50 words: "Killer Bee" (12 May 1995)
"Wilson, Amanda. Your word is 'immolate'."
"Immolate. I-M-M-O-L-A-T-E. Immolate."
"Correct. Next. Anderson, Tommy. Your word is 'disastrous'."
"Disastrous. D-I-S-A-S-T-E-R-O-U-S. Disastrous."
PUM. One low-velocity impact spatters Tommy's brain against the G-Y-M-N-A-S-I-U-M wall. In the bleachers, his mother sobs uncontrollably.
"Next. Johnson, Daniel. Your word is 'catastrophe'."
I must win.
The view from the top of the Eiffel Tower is breathtaking. I enter its restaurant, invigorated.
Inside, it is pleasantly dim and cool. A menu is placed in my hands and I am seated almost immediately. The waiter appears, eager to fulfill my every wish. I am surprised by how inexpensive their food is. The waiter explains, in flawless English, that France values its foreign guests above all else. His manners are impeccable.
Slowly, horrifically, the realization hits that I am not in France at all.
I rise to bolt for the door but they are too fast for me.
Part of this nutritious betrayal
We're hiding-- an abandoned house on the bad side of town. The little Irishman pulls out a pack of smokes, offers me one. He hums while I reload. "Shut up," I growl, scratching my ears.
He sets the box on the table, finally relaxes. It's time. "Any sign of those kids out there?" I ask nonchalantly.
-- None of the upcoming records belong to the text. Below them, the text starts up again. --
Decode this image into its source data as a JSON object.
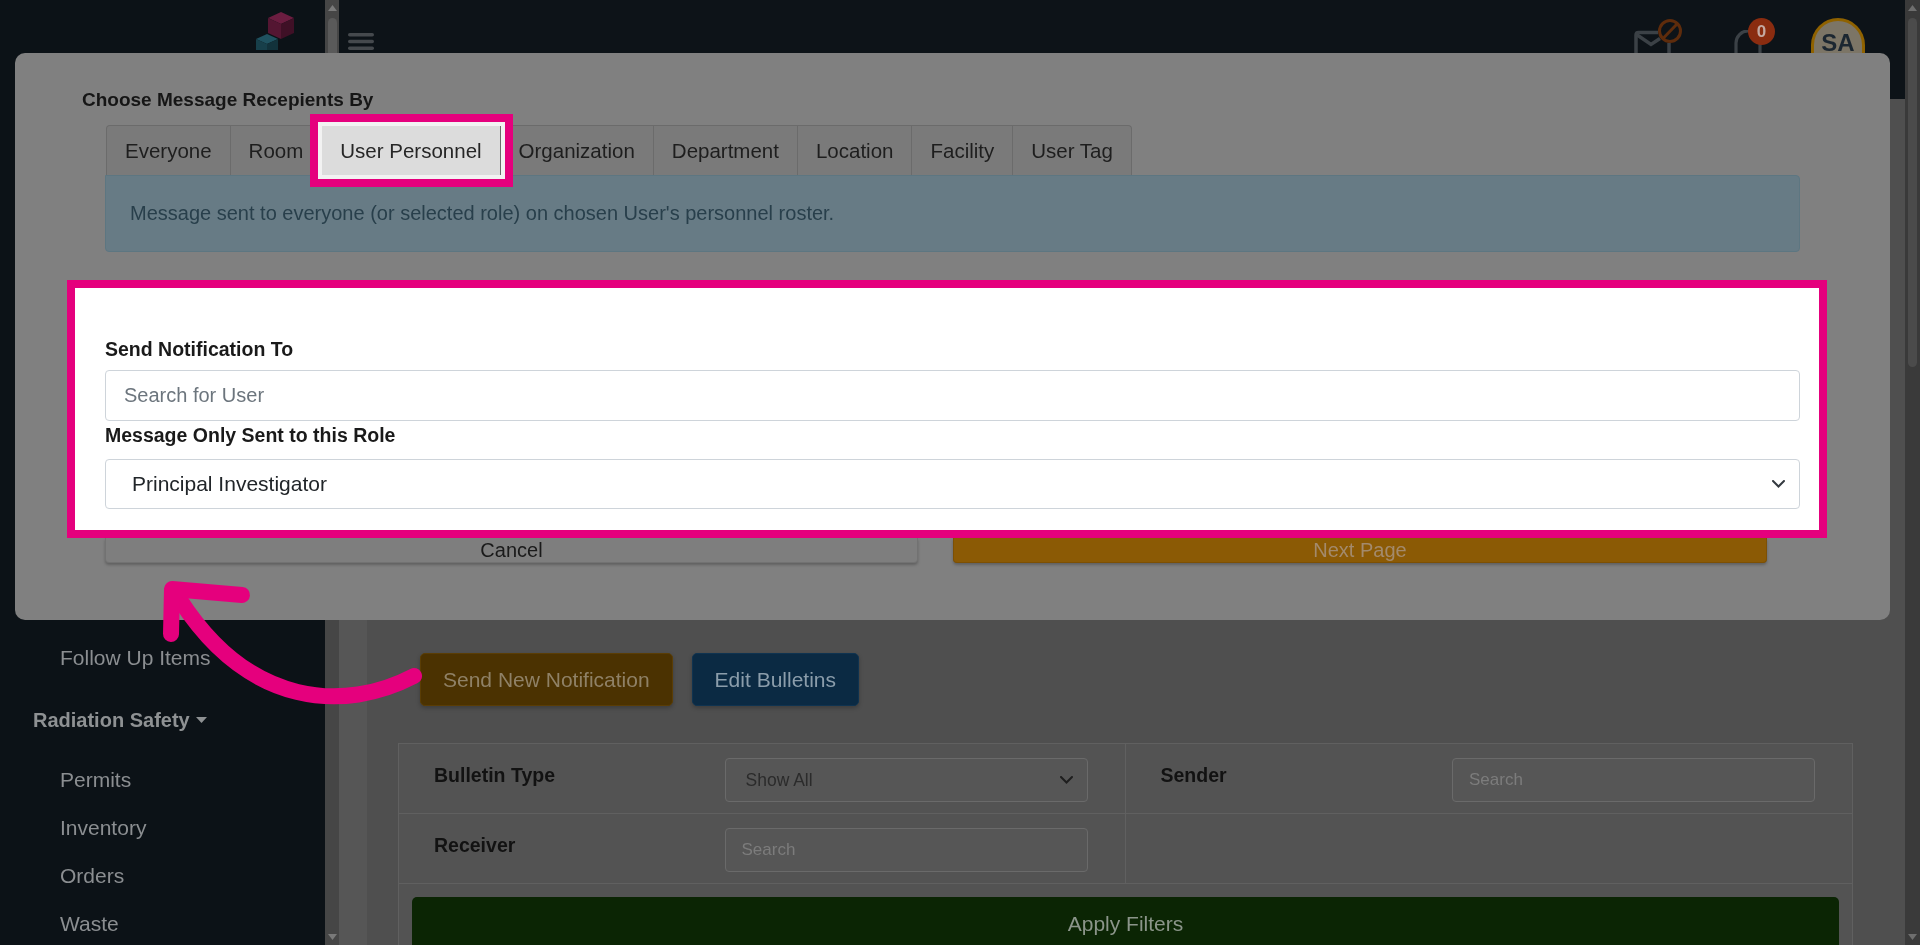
{
  "header": {
    "notification_count": "0",
    "avatar_initials": "SA"
  },
  "modal": {
    "title": "Choose Message Recepients By",
    "tabs": [
      {
        "label": "Everyone",
        "selected": false,
        "highlighted": false
      },
      {
        "label": "Room",
        "selected": false,
        "highlighted": false
      },
      {
        "label": "User Personnel",
        "selected": true,
        "highlighted": true
      },
      {
        "label": "Organization",
        "selected": false,
        "highlighted": false
      },
      {
        "label": "Department",
        "selected": false,
        "highlighted": false
      },
      {
        "label": "Location",
        "selected": false,
        "highlighted": false
      },
      {
        "label": "Facility",
        "selected": false,
        "highlighted": false
      },
      {
        "label": "User Tag",
        "selected": false,
        "highlighted": false
      }
    ],
    "info": "Message sent to everyone (or selected role) on chosen User's personnel roster.",
    "highlighted": true,
    "fields": [
      {
        "kind": "search",
        "label": "Send Notification To",
        "placeholder": "Search for User"
      },
      {
        "kind": "select",
        "label": "Message Only Sent to this Role",
        "value": "Principal Investigator"
      }
    ],
    "buttons": [
      {
        "kind": "secondary",
        "label": "Cancel"
      },
      {
        "kind": "warning",
        "label": "Next Page"
      }
    ]
  },
  "sidebar": {
    "items": [
      {
        "kind": "link",
        "label": "Follow Up Items"
      },
      {
        "kind": "section",
        "label": "Radiation Safety",
        "expanded": true,
        "children": [
          {
            "label": "Permits"
          },
          {
            "label": "Inventory"
          },
          {
            "label": "Orders"
          },
          {
            "label": "Waste"
          }
        ]
      }
    ]
  },
  "page": {
    "actions": [
      {
        "kind": "warning",
        "label": "Send New Notification"
      },
      {
        "kind": "primary",
        "label": "Edit Bulletins"
      }
    ],
    "filters": [
      {
        "kind": "select",
        "label": "Bulletin Type",
        "value": "Show All"
      },
      {
        "kind": "text",
        "label": "Sender",
        "placeholder": "Search"
      },
      {
        "kind": "text",
        "label": "Receiver",
        "placeholder": "Search"
      }
    ],
    "apply_button": "Apply Filters"
  }
}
He steps over to the boarded up window, peeks out. "Naw."
I press the barrel of the Glock against the back of his head. "What the feck are y'doin'?" he asks. "This be some kind o' trick, rabbit?"
Silly leprechaun. Tricks are for kids.
Ranger Rick is very brave.
He is well-trained. In his Ranger Training they told him to hold still. What he is doing is important.
The dropper moves into place; he can see it through the cloudiness. Drip! Oh, the pain, the shrieking fire in his eyes! Even expecting it, it comes as such a shock, every time.
He wants to tear with his claws, rend with his teeth. He can't help it. But he wants to do good! He wants to be a good Ranger.
Smokey, Great Leader, leans over, taking notes and smiling beatifically. "Remember," he says, "Only you...."